I'm in Khartoum for the weekend, and things have changed a lot since my last visit.
To begin with, the World Food Programme, which runs the HAS (Humanitarian Air Services, aka my favourite airline), has started charging us aid workers $100 for the pleasure of sitting on the 8-hr flight to Khartoum (it should be 2 hrs, but most of the time the planes stop in at least three other places to pick up more people...so it's more like a bus than an airplane). WFP has been nagging the donors for more funding, but it seems not enough of them have come through - and now the aid agencies have got to fork over the cash for the flights themselves. Ouch.
In the city itself, I can't believe the amount of construction going on - there are now so many restaurants that people have stopped referring to them as "the Turkish", "the Indian" or "the Italian". They have real names now.
There is even a coffee shop ("Solitaire") - more like Starbucks than Sudan, with a real espresso machine, pastries, panini, and - brace yourself - WIFI. It's bizarre to step off the dusty streets of Khartoum into this little bubble where aid workers and well-heeled Sudanese teenagers are hunched over their laptops, sipping lattes and occasionally glancing up to check out Carson Daly on MTV on the huge flat-screen TV hanging from the wall.
Ozone, the new bakery on Coca-Cola round-about (a well-known Khartoum landmark - there's a huge replica of a coke bottle in the middle of the road), is just as impressive.

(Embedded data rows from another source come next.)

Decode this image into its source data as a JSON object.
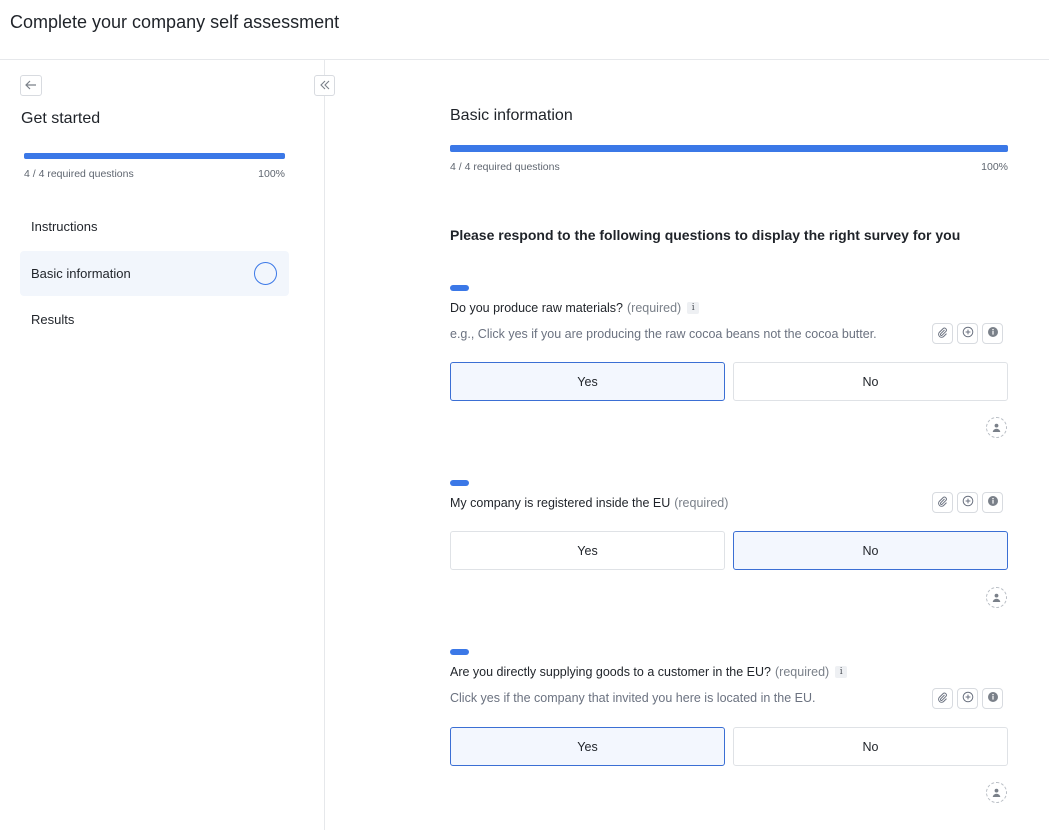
{
  "header": {
    "title": "Complete your company self assessment"
  },
  "sidebar": {
    "title": "Get started",
    "progress": {
      "text": "4 / 4 required questions",
      "percent_label": "100%",
      "fraction": 1.0
    },
    "items": [
      {
        "label": "Instructions"
      },
      {
        "label": "Basic information"
      },
      {
        "label": "Results"
      }
    ]
  },
  "main": {
    "section_title": "Basic information",
    "progress": {
      "text": "4 / 4 required questions",
      "percent_label": "100%",
      "fraction": 1.0
    },
    "intro": "Please respond to the following questions to display the right survey for you",
    "questions": [
      {
        "label": "Do you produce raw materials?",
        "required": "(required)",
        "info": "i",
        "hint": "e.g., Click yes if you are producing the raw cocoa beans not the cocoa butter.",
        "yes": "Yes",
        "no": "No",
        "selected": "yes"
      },
      {
        "label": "My company is registered inside the EU",
        "required": "(required)",
        "yes": "Yes",
        "no": "No",
        "selected": "no"
      },
      {
        "label": "Are you directly supplying goods to a customer in the EU?",
        "required": "(required)",
        "info": "i",
        "hint": "Click yes if the company that invited you here is located in the EU.",
        "yes": "Yes",
        "no": "No",
        "selected": "yes"
      }
    ]
  },
  "colors": {
    "accent": "#3b78e7",
    "selected_border": "#3b6fd4",
    "selected_bg": "#f3f7fe",
    "active_nav_bg": "#f2f6fc"
  },
  "icons": [
    "arrow-left-icon",
    "chevrons-left-icon",
    "paperclip-icon",
    "comment-plus-icon",
    "info-circle-icon",
    "assign-user-icon"
  ]
}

As soon as you step through its gleaming doors, you're hit by the tantalising smells of fresh ciabatta, French baguettes, and whole-meal rolls. There are Italian ice creams, fresh juices, specialty coffees and Black Forest gateaux. The cakes are like something out of a Viennese novel.
What amazed me most though was something I found on the shelves of the Amarat shopping centre last night: condoms. While I've always loved Amarat for its Swiss chocolates, Nutri-Grain bars and bottled Starbucks frappucinos (yes, really), I'm distinctly impressed to suddenly see a full range of lubricated, ribbed, even flavoured condoms lined up near the counter. This is certainly not the Khartoum I know.
I'm intrigued. Let's see what else the weekend brings.